+++ Listed entries

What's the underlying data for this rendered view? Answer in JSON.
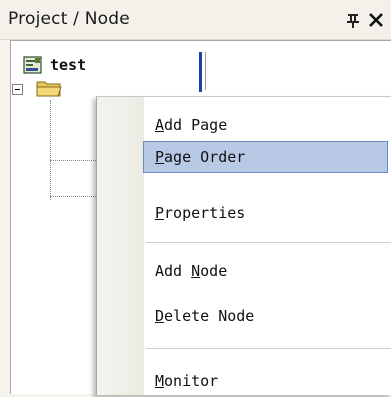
{
  "panel": {
    "title": "Project / Node",
    "pin_glyph": " ",
    "close_glyph": "✕"
  },
  "tree": {
    "root_label": "test"
  },
  "context_menu": {
    "items": [
      {
        "label": "Add Page",
        "mnemonic": "A",
        "selected": false
      },
      {
        "label": "Page Order",
        "mnemonic": "P",
        "selected": true
      },
      {
        "label": "Properties",
        "mnemonic": "P",
        "selected": false
      },
      {
        "label": "Add Node",
        "mnemonic": "N",
        "selected": false
      },
      {
        "label": "Delete Node",
        "mnemonic": "D",
        "selected": false
      },
      {
        "label": "Monitor",
        "mnemonic": "M",
        "selected": false
      }
    ]
  },
  "colors": {
    "highlight": "#b8c9e6",
    "highlight_border": "#6b8cc4",
    "caret": "#1f3fae"
  },
  "icons": {
    "root": "project-icon",
    "folder": "folder-icon",
    "pin": "pin-icon",
    "close": "close-icon"
  }
}
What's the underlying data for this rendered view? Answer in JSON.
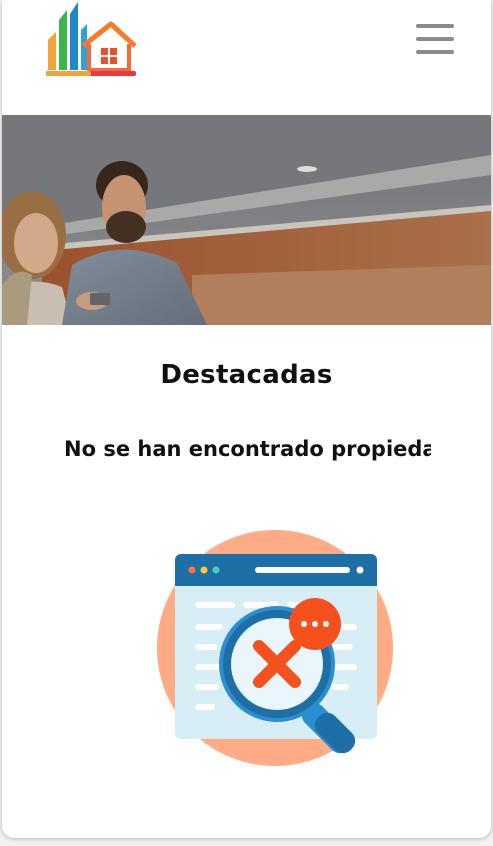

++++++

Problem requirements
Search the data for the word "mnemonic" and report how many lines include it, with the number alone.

Response to this exercise
6